Aside from the defeating factual distinctions in her cited case law, Peterson fails to plead the "essence" of a fiduciary duty claim. Peterson is required to plead that Block had "a significant degree of dominance and superiority" over her, a standard her complaint does not meet. See Lagen, 274 Ill. App. 3d at 21, 653 N.E.2d at 975. Peterson claims that she trusted in Block's "superior knowledge, help, and guidance" in filing her tax return and dispensing RAL advice; however, nothing in these allegations shows significant dominance. Her relationship with Block was limited to an arms-length, isolated transaction for tax preparation services and basic tax advice; Block did not retain continuing control or influence over Peterson's assets, was in no position to stake large sums of her money in risky venture, nor had unquestioning control over her financial portfolio. The fact that she trusted Block is simply not enough, see id., especially when she had the opportunity to ask questions about the process. In short, Peterson and Block's relationship was merely contractual, not fiduciary. Although Block was somewhat dominant, given that Peterson lacked sophistication in tax matters and yielded control over preparing her return, a "slightly dominant business position . . . [does] not operate to turn a formal, contractual relationship into a confidential or fiduciary relationship." Id; see Pottinger, 238 Ill. App. 3d 908 at 918, 605 N.E.2d 1130 at 1138 ("We do not consider the existence of a contractual relationship . . ., without more, to support a finding that a fiduciary relationship in fact existed."). We find that her allegations fall short of pleading an ad hoc fiduciary relationship.
We acknowledge that Block is alleged to be a commercially successful and well-known expert on tax matters and the world's largest provider of tax services to United States taxpayers. But no case in Illinois or anywhere else holds that every expert is ipso facto a fiduciary. If this were so, every business that specializes in a particular type of service would be the fiduciary of its customers. And making Block a fiduciary to all of its customers would produce absurd results given that Block allegedly assists in filing one in every seven federal income tax returns. See Amd. Cmplt. Ex. B (H & R Block Report to Stockholders for Year Ending 4/30/95, at *14). The deterrent effect of saddling Block with fiduciary obligations could easily leave taxpayers without the firm's valuable services altogether.

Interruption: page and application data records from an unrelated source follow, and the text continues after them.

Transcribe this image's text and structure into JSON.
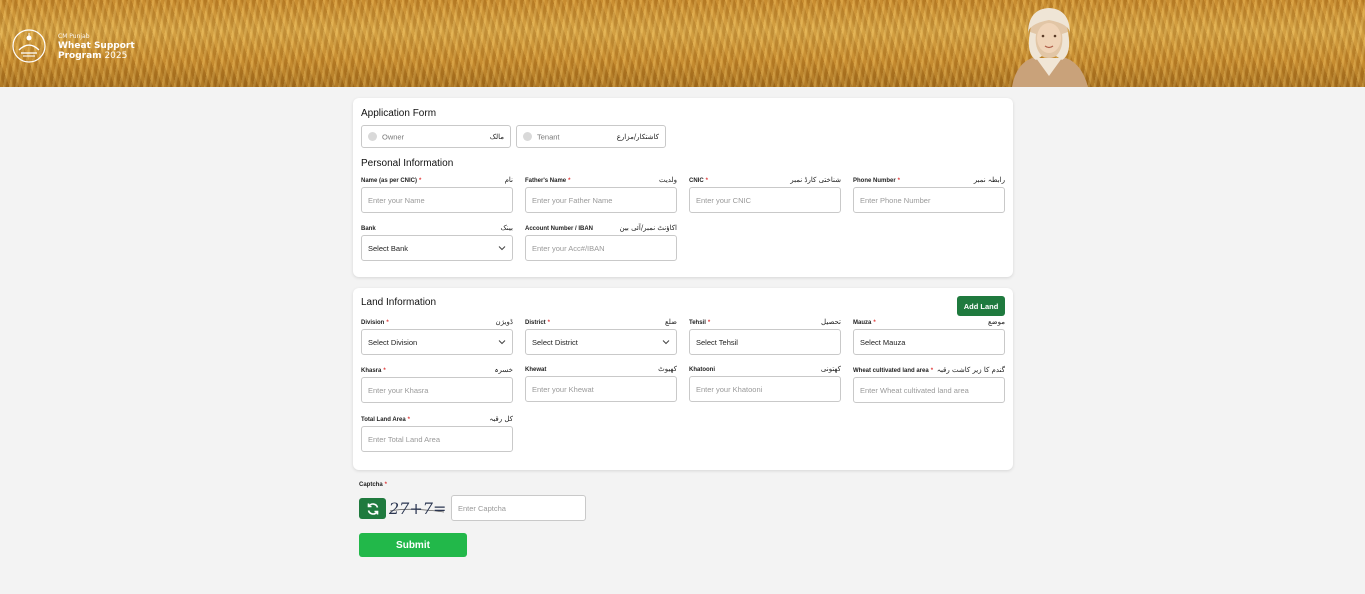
{
  "header": {
    "kicker": "CM Punjab",
    "line1": "Wheat Support",
    "line2_bold": "Program",
    "line2_year": "2025"
  },
  "application": {
    "title": "Application Form",
    "owner": {
      "en": "Owner",
      "ur": "مالک"
    },
    "tenant": {
      "en": "Tenant",
      "ur": "کاشتکار/مزارع"
    },
    "personal_title": "Personal Information",
    "fields": {
      "name": {
        "label": "Name (as per CNIC)",
        "req": "*",
        "ur": "نام",
        "placeholder": "Enter your  Name"
      },
      "father": {
        "label": "Father's Name",
        "req": "*",
        "ur": "ولدیت",
        "placeholder": "Enter your Father Name"
      },
      "cnic": {
        "label": "CNIC",
        "req": "*",
        "ur": "شناختی کارڈ نمبر",
        "placeholder": "Enter your CNIC"
      },
      "phone": {
        "label": "Phone Number",
        "req": "*",
        "ur": "رابطہ نمبر",
        "placeholder": "Enter Phone Number"
      },
      "bank": {
        "label": "Bank",
        "ur": "بینک",
        "value": "Select Bank"
      },
      "account": {
        "label": "Account Number / IBAN",
        "ur": "اکاؤنٹ نمبر/آئی بین",
        "placeholder": "Enter your Acc#/IBAN"
      }
    }
  },
  "land": {
    "title": "Land Information",
    "add_label": "Add Land",
    "fields": {
      "division": {
        "label": "Division",
        "req": "*",
        "ur": "ڈویژن",
        "value": "Select Division"
      },
      "district": {
        "label": "District",
        "req": "*",
        "ur": "ضلع",
        "value": "Select District"
      },
      "tehsil": {
        "label": "Tehsil",
        "req": "*",
        "ur": "تحصیل",
        "value": "Select Tehsil"
      },
      "mauza": {
        "label": "Mauza",
        "req": "*",
        "ur": "موضع",
        "value": "Select Mauza"
      },
      "khasra": {
        "label": "Khasra",
        "req": "*",
        "ur": "خسرہ",
        "placeholder": "Enter your Khasra"
      },
      "khewat": {
        "label": "Khewat",
        "ur": "کھیوٹ",
        "placeholder": "Enter your Khewat"
      },
      "khatooni": {
        "label": "Khatooni",
        "ur": "کھتونی",
        "placeholder": "Enter your Khatooni"
      },
      "wheat_area": {
        "label": "Wheat cultivated land area",
        "req": "*",
        "ur": "گندم کا زیر کاشت رقبہ",
        "placeholder": "Enter Wheat cultivated land area"
      },
      "total_area": {
        "label": "Total Land Area",
        "req": "*",
        "ur": "کل رقبہ",
        "placeholder": "Enter Total Land Area"
      }
    }
  },
  "captcha": {
    "label": "Captcha",
    "req": "*",
    "image_text": "27+7=",
    "placeholder": "Enter Captcha"
  },
  "submit_label": "Submit",
  "colors": {
    "primary_green": "#1f7a3e",
    "submit_green": "#22b84a",
    "required_red": "#e03a3a"
  }
}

After considering all of Peterson's arguments, we find that the complaint, as it stands, pleads neither an agency relationship nor any other fiduciary affiliation with Block. Because we accept Block's argument that no fiduciary relationship exists, we need not address its alternative argument that the facts alleged fall outside the scope of Block's fiduciary duty. Accordingly, we dismiss Count V without prejudice.
For the reasons stated above, Block's motion to dismiss is granted in part and denied in part. It is granted as to Count V and denied as to Count I.
United States District Judge
July 10, 1997